══ Source data ══

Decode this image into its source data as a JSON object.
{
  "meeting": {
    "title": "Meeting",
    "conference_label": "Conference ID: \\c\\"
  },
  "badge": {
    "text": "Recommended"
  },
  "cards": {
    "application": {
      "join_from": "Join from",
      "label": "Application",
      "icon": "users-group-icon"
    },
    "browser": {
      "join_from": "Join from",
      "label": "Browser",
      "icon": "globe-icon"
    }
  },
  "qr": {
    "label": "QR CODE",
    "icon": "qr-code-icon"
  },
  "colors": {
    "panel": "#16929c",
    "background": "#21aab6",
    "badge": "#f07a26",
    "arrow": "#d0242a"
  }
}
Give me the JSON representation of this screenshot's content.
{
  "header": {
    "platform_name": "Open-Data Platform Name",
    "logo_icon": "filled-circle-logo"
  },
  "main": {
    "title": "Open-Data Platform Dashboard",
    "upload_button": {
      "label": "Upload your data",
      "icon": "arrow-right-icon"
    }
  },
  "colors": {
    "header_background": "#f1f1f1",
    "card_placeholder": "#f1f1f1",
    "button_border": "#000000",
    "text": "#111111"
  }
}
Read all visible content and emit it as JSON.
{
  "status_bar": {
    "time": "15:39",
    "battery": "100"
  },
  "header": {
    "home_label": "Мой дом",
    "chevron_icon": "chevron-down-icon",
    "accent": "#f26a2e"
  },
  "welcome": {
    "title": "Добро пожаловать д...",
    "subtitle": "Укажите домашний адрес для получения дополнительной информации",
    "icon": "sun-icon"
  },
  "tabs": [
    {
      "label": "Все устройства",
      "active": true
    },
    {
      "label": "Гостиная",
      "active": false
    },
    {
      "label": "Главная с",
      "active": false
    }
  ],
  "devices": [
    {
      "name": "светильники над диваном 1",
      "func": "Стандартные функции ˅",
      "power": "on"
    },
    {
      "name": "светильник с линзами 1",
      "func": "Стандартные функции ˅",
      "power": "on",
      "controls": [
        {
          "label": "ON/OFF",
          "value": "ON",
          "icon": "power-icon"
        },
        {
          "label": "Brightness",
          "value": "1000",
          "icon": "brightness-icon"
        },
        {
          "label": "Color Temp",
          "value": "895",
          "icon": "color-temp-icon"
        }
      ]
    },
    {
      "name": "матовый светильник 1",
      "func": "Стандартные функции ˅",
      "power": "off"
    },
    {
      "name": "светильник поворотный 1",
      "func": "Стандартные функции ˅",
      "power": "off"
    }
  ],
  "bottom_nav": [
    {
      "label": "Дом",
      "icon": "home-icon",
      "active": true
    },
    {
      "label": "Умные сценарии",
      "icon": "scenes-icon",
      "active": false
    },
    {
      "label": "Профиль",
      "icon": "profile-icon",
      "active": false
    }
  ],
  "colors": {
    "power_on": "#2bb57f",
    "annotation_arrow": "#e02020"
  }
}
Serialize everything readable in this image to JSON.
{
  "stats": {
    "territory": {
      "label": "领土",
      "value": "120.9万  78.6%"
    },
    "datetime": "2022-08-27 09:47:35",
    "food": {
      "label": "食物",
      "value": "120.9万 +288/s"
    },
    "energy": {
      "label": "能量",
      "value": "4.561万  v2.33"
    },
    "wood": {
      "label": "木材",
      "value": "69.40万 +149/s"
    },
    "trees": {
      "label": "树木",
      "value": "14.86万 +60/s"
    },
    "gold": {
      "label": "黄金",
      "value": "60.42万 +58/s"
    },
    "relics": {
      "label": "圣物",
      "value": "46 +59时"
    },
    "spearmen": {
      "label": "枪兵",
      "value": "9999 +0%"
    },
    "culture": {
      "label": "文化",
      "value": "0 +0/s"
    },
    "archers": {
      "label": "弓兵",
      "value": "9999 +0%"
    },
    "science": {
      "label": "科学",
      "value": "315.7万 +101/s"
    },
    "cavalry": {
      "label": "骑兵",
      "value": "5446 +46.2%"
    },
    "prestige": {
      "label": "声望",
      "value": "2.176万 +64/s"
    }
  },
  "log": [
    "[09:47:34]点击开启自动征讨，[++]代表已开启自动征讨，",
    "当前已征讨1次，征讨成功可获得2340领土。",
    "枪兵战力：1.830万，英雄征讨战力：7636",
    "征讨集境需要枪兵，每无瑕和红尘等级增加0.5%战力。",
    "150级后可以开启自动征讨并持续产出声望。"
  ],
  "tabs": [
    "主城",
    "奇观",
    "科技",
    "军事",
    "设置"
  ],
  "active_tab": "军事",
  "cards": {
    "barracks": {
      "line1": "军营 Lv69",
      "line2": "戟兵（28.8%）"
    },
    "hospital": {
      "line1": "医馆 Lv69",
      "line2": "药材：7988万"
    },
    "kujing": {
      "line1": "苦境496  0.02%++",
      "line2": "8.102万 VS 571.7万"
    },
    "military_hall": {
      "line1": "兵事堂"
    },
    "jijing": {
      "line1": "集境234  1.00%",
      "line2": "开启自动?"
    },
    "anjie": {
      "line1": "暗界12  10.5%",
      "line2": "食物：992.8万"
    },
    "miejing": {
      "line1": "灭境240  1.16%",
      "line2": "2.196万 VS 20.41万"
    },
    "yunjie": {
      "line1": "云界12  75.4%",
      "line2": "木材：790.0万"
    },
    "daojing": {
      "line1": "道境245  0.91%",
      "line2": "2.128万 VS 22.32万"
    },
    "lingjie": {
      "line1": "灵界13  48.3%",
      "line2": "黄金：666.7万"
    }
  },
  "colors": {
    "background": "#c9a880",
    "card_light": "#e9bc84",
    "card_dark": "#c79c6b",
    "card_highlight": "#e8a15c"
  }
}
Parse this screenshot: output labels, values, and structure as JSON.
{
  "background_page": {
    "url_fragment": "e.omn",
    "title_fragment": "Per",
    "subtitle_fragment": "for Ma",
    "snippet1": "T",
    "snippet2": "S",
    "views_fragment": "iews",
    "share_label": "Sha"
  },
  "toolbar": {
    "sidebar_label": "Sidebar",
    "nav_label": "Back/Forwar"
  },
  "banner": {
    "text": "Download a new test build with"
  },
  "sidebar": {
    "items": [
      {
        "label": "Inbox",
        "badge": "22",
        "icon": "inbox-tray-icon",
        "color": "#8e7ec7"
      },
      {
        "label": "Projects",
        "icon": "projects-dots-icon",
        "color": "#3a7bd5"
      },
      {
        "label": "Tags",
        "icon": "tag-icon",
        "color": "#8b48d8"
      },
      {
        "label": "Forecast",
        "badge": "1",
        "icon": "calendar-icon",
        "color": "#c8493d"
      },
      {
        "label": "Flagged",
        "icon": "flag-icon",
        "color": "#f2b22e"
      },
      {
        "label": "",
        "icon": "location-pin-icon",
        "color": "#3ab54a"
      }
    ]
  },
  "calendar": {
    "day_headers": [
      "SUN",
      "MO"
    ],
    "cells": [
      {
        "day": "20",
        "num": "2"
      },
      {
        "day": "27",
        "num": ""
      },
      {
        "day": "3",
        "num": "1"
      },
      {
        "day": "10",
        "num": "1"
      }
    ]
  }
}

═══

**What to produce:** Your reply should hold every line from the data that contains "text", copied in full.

**Solution to the problem:**
    "text": "Recommended"
    "text": "#111111"
    "text": "Download a new test build with"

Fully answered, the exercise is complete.